**WHAT YOU SHOULD DO:**
Output only the lines below that start at the line containing "What's the underlying" and end at the line containing "Extract the structured", with both ends kept.

=== EXERCISE INPUT ===

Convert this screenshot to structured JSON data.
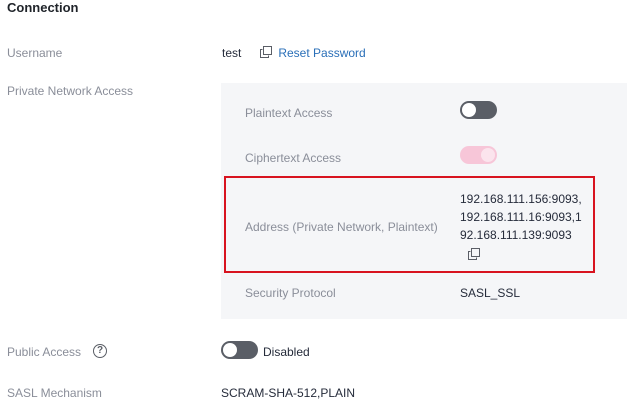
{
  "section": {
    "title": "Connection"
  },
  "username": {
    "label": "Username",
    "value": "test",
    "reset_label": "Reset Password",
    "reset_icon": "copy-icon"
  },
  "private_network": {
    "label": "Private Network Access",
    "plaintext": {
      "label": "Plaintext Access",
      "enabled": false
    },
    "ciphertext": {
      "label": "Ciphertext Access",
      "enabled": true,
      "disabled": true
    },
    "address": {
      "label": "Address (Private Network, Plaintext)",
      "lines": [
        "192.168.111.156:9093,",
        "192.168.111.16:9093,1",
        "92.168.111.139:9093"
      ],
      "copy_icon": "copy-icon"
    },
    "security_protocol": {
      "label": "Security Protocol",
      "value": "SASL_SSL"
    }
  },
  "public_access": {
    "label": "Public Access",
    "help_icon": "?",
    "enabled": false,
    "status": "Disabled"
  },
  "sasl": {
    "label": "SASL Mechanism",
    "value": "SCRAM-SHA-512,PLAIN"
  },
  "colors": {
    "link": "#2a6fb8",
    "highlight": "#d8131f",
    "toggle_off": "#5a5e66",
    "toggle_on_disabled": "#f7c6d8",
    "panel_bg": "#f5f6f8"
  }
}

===
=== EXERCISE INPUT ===

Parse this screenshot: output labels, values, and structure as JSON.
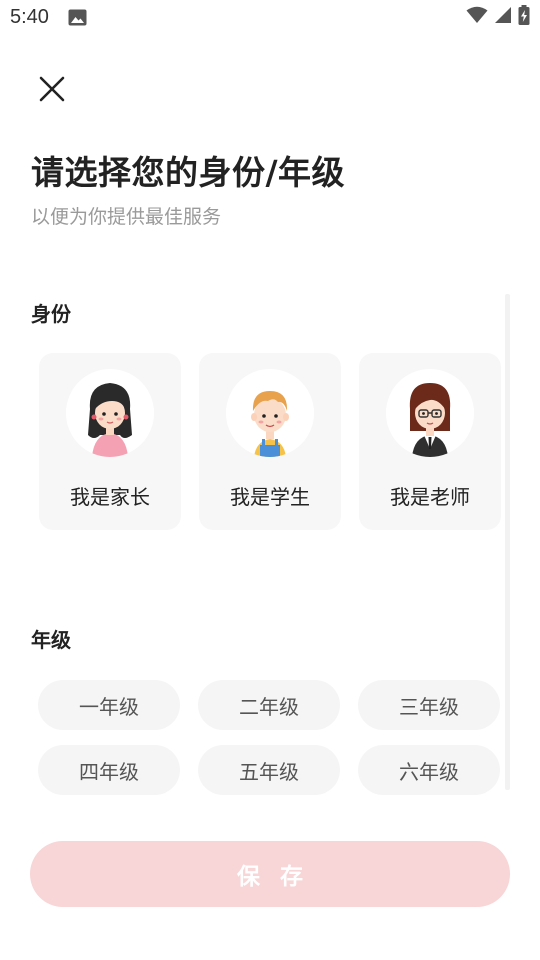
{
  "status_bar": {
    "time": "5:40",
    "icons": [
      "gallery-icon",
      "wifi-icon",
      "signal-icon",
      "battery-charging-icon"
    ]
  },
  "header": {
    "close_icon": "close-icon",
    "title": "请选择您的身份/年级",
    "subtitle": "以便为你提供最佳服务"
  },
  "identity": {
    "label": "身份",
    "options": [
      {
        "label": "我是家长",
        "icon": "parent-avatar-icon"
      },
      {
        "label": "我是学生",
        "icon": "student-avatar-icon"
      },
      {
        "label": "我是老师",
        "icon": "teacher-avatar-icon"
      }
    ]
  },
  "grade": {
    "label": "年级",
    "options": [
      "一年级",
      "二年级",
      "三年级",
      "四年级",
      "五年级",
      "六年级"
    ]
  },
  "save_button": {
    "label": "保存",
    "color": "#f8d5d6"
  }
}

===
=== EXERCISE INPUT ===

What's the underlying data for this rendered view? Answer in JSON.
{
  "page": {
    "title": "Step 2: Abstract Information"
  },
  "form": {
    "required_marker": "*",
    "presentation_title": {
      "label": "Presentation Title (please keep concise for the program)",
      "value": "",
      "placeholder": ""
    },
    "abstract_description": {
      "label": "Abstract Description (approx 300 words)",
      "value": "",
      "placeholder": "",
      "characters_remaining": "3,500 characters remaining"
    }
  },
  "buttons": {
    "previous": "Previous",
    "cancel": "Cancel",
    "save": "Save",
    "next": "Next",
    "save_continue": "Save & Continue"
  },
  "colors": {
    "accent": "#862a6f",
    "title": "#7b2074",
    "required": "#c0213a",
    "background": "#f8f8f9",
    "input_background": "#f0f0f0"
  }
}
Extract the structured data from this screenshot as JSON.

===

**TASK RESPONSE:**
What's the underlying data for this rendered view? Answer in JSON.
{
  "page": {
    "title": "Step 2: Abstract Information"
  },
  "form": {
    "required_marker": "*",
    "presentation_title": {
      "label": "Presentation Title (please keep concise for the program)",
      "value": "",
      "placeholder": ""
    },
    "abstract_description": {
      "label": "Abstract Description (approx 300 words)",
      "value": "",
      "placeholder": "",
      "characters_remaining": "3,500 characters remaining"
    }
  },
  "buttons": {
    "previous": "Previous",
    "cancel": "Cancel",
    "save": "Save",
    "next": "Next",
    "save_continue": "Save & Continue"
  },
  "colors": {
    "accent": "#862a6f",
    "title": "#7b2074",
    "required": "#c0213a",
    "background": "#f8f8f9",
    "input_background": "#f0f0f0"
  }
}
Extract the structured data from this screenshot as JSON.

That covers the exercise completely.